- Thereby his purely spiritual pilgrimage becomes a missionary task. The group of monks therefore move up the Rhine and into today’s Switzerland.
- Via Zürich(old Roman settlement Turicum) they move along the lake to Tuggen.
- To destroy the heathen Gods, they set the temple on fire which leads to their lives becoming endangered. This causes them to flee.
- Via Ricken and Toggenburg they reach Arbon(also a Roman settlement, Arbor Felix). There they discover a Christian community and the Priest Willimar. He advises them to settle in Bregenz, a former Roman town, but now in ruins.
- Here they also destroy the temples of the heathen Gods and are once again banished. (2 monks are killed).
- In 612Columbanus hastily flees Bregenz and moves further up the Rhine, and over the Alps to Italy to the Kingdom of Lombards. The King there is so taken with Columbanus that he converts to Catholicism and he permits him to found a monastery on a site in Bobbio, in an Apennine valley in the Piacenza Province.
San Colombano Abbey is famous for its auditorium and rich library in which important handwritten texts by Irish monks are preserved.
- Columbanus dies in Bobbio in 615 at around 75 years of age.

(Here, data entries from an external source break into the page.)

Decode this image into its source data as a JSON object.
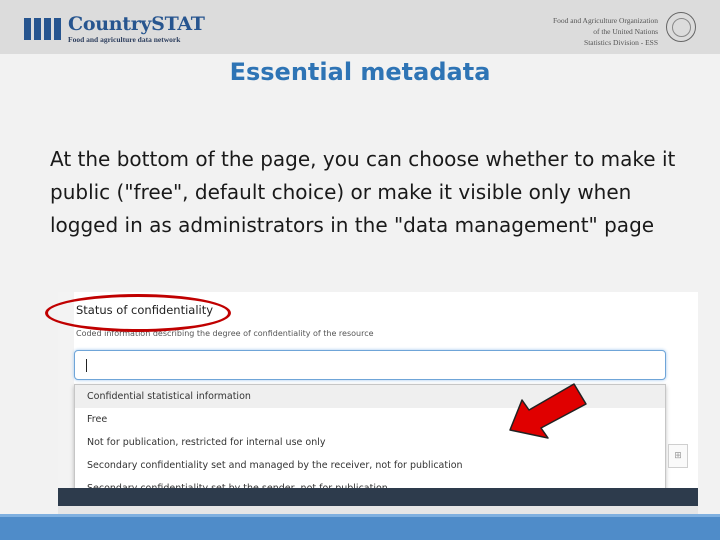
{
  "header": {
    "logo_name": "CountrySTAT",
    "logo_tagline": "Food and agriculture data network",
    "fao_lines": [
      "Food and Agriculture Organization",
      "of the United Nations",
      "Statistics Division - ESS"
    ],
    "brand_color": "#27558f"
  },
  "slide": {
    "title": "Essential metadata",
    "body": "At the bottom of the page, you can choose whether to make it public (\"free\", default choice) or make it visible only when logged in as administrators in the \"data management\" page",
    "title_color": "#2e74b5"
  },
  "form": {
    "field_label": "Status of confidentiality",
    "field_help": "Coded information describing the degree of confidentiality of the resource",
    "input_value": "",
    "options": [
      "Confidential statistical information",
      "Free",
      "Not for publication, restricted for internal use only",
      "Secondary confidentiality set and managed by the receiver, not for publication",
      "Secondary confidentiality set by the sender, not for publication"
    ],
    "highlighted_option_index": 0
  },
  "annotations": {
    "ellipse_color": "#c00000",
    "arrow_color": "#e00000",
    "arrow_target": "Free"
  },
  "icons": {
    "side_icon": "dataset-icon",
    "caret": "text-caret"
  }
}
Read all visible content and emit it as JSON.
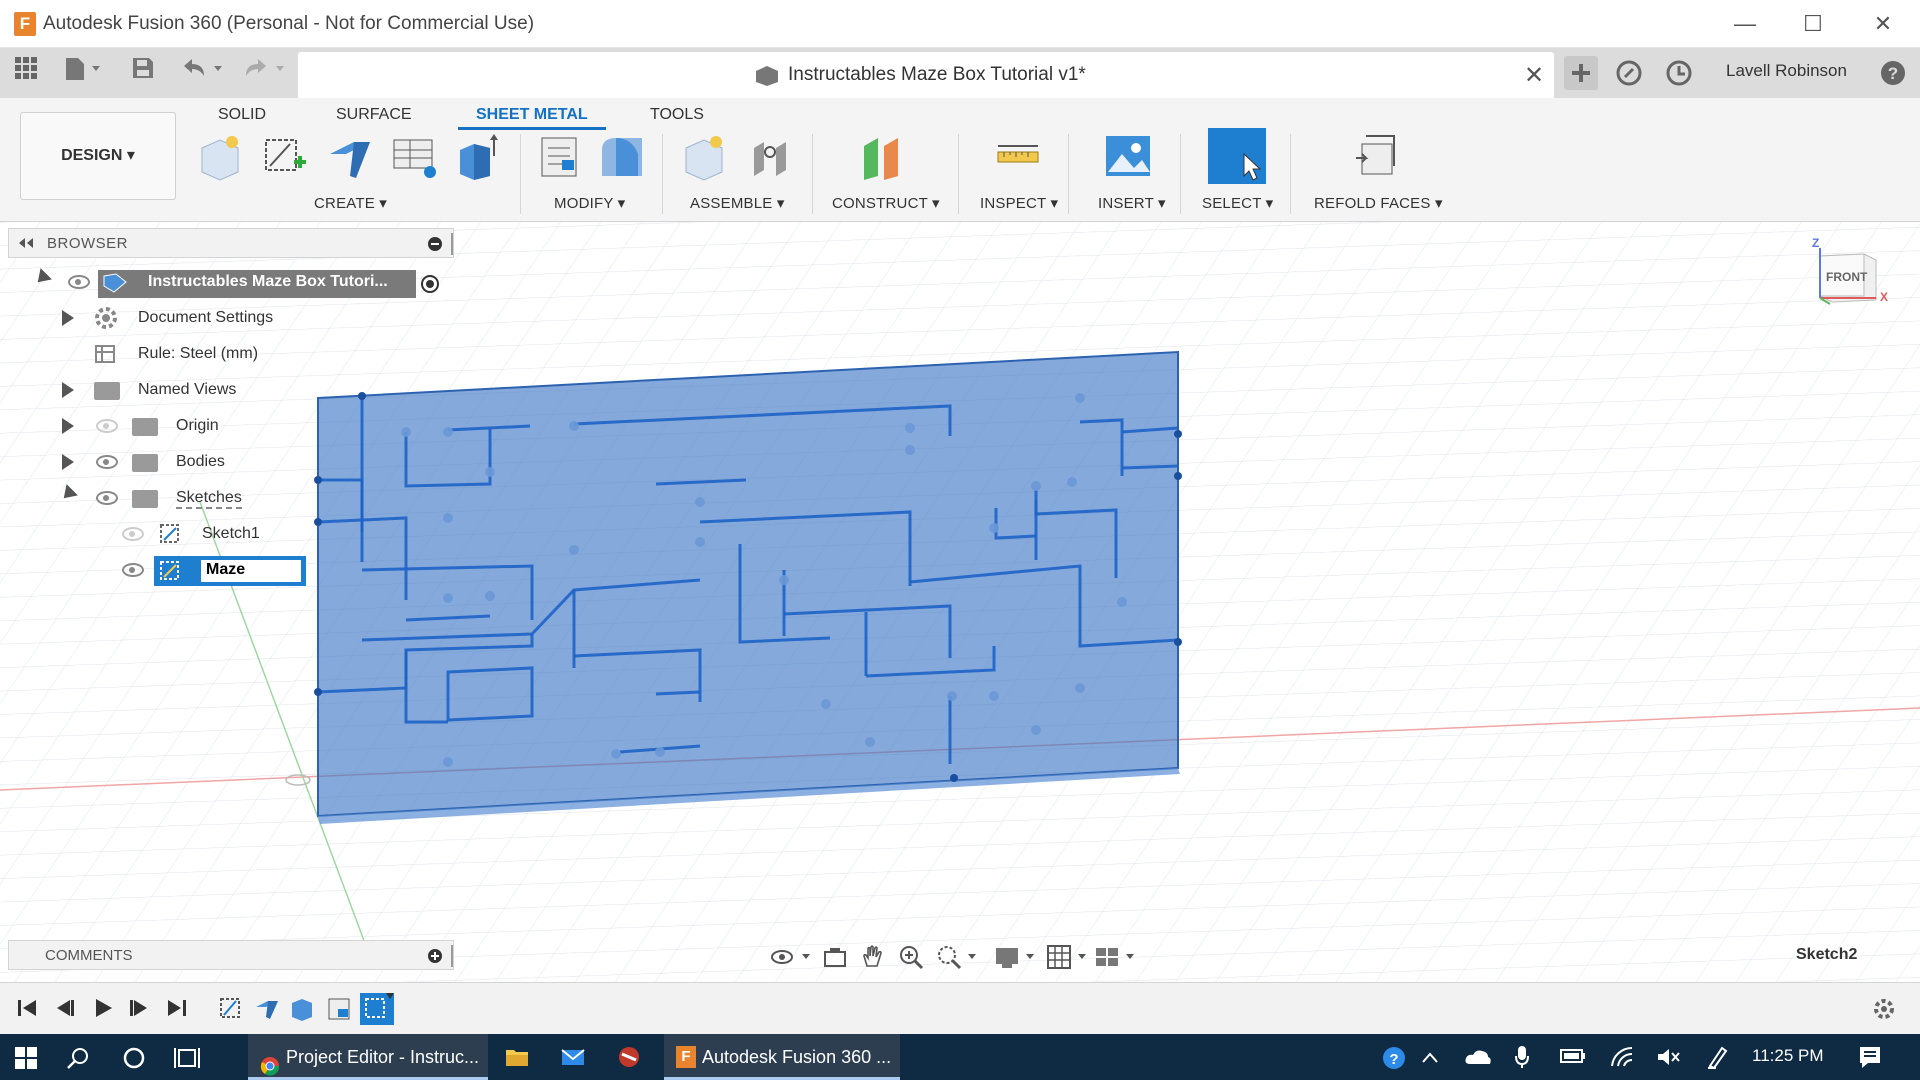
{
  "window": {
    "title": "Autodesk Fusion 360 (Personal - Not for Commercial Use)",
    "logo_letter": "F",
    "minimize": "—",
    "maximize": "☐",
    "close": "✕"
  },
  "document": {
    "title": "Instructables Maze Box Tutorial v1*",
    "close": "✕",
    "user": "Lavell Robinson"
  },
  "ribbon": {
    "workspace": "DESIGN ▾",
    "tabs": [
      "SOLID",
      "SURFACE",
      "SHEET METAL",
      "TOOLS"
    ],
    "active_tab": "SHEET METAL",
    "groups": {
      "create": "CREATE ▾",
      "modify": "MODIFY ▾",
      "assemble": "ASSEMBLE ▾",
      "construct": "CONSTRUCT ▾",
      "inspect": "INSPECT ▾",
      "insert": "INSERT ▾",
      "select": "SELECT ▾",
      "refold": "REFOLD FACES ▾"
    }
  },
  "browser": {
    "title": "BROWSER",
    "items": [
      {
        "label": "Instructables Maze Box Tutori..."
      },
      {
        "label": "Document Settings"
      },
      {
        "label": "Rule: Steel (mm)"
      },
      {
        "label": "Named Views"
      },
      {
        "label": "Origin"
      },
      {
        "label": "Bodies"
      },
      {
        "label": "Sketches"
      },
      {
        "label": "Sketch1"
      },
      {
        "label": "Maze"
      }
    ]
  },
  "viewcube": {
    "face": "FRONT",
    "axis_z": "Z",
    "axis_x": "X"
  },
  "comments": {
    "title": "COMMENTS"
  },
  "status": {
    "active_sketch": "Sketch2"
  },
  "taskbar": {
    "apps": [
      {
        "label": "Project Editor - Instruc..."
      },
      {
        "label": "Autodesk Fusion 360 ..."
      }
    ],
    "clock": "11:25 PM"
  },
  "colors": {
    "accent": "#1471c4",
    "maze_fill": "#3a74c4",
    "taskbar": "#0f2b44"
  }
}
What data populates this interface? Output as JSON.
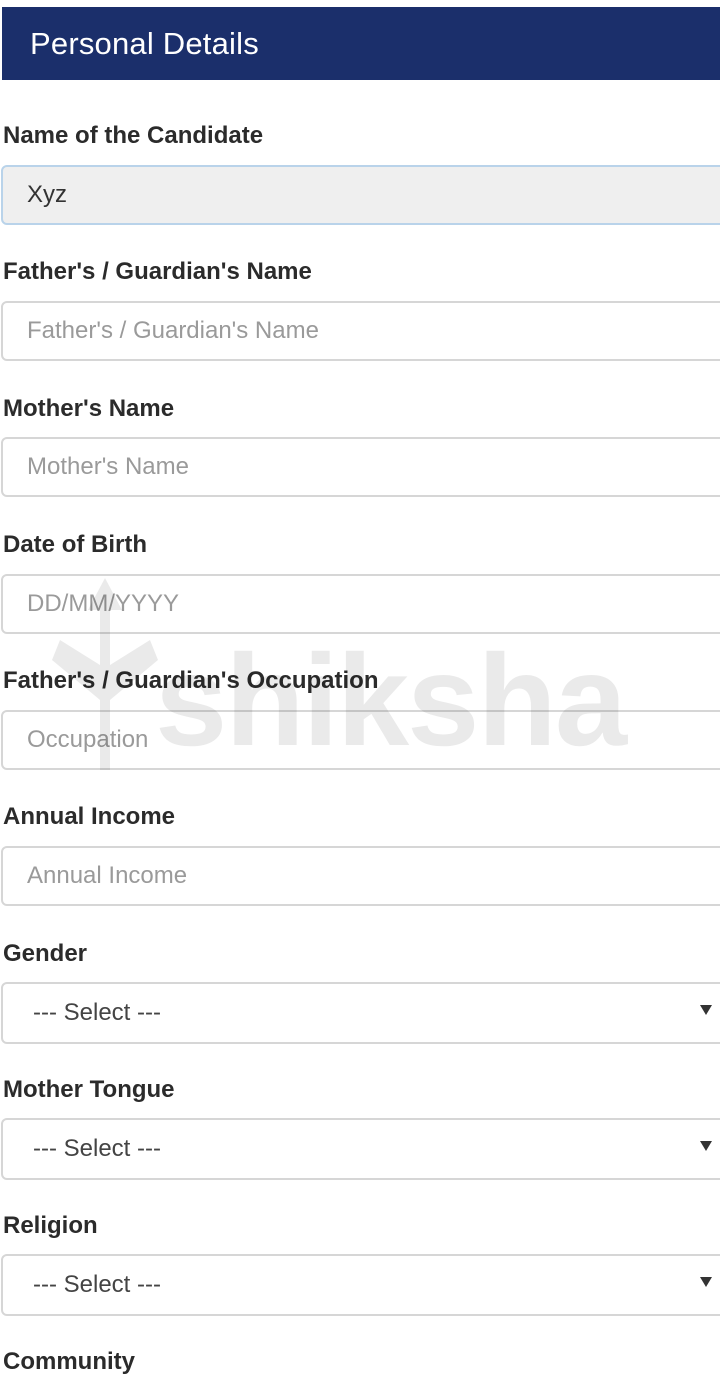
{
  "header": {
    "title": "Personal Details"
  },
  "fields": {
    "candidate_name": {
      "label": "Name of the Candidate",
      "value": "Xyz",
      "placeholder": ""
    },
    "father_name": {
      "label": "Father's / Guardian's Name",
      "value": "",
      "placeholder": "Father's / Guardian's Name"
    },
    "mother_name": {
      "label": "Mother's Name",
      "value": "",
      "placeholder": "Mother's Name"
    },
    "dob": {
      "label": "Date of Birth",
      "value": "",
      "placeholder": "DD/MM/YYYY"
    },
    "occupation": {
      "label": "Father's / Guardian's Occupation",
      "value": "",
      "placeholder": "Occupation"
    },
    "income": {
      "label": "Annual Income",
      "value": "",
      "placeholder": "Annual Income"
    },
    "gender": {
      "label": "Gender",
      "selected": "--- Select ---"
    },
    "mother_tongue": {
      "label": "Mother Tongue",
      "selected": "--- Select ---"
    },
    "religion": {
      "label": "Religion",
      "selected": "--- Select ---"
    },
    "community": {
      "label": "Community"
    }
  },
  "watermark": {
    "text": "shiksha",
    "icon": "shiksha-logo-icon"
  },
  "colors": {
    "header_bg": "#1b2f6b",
    "header_text": "#ffffff",
    "filled_input_bg": "#efefef",
    "filled_input_border": "#b9d3ea",
    "input_border": "#d6d6d6",
    "placeholder": "#9a9a9a"
  }
}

- In 612, Gall remains behind in Bregenz, ill and rebellious. He returns to Arbon and meets Willimar. Together they find a refuge for Gall in what is today St. Gallen. In 640, at about 95 years of age, Gall dies.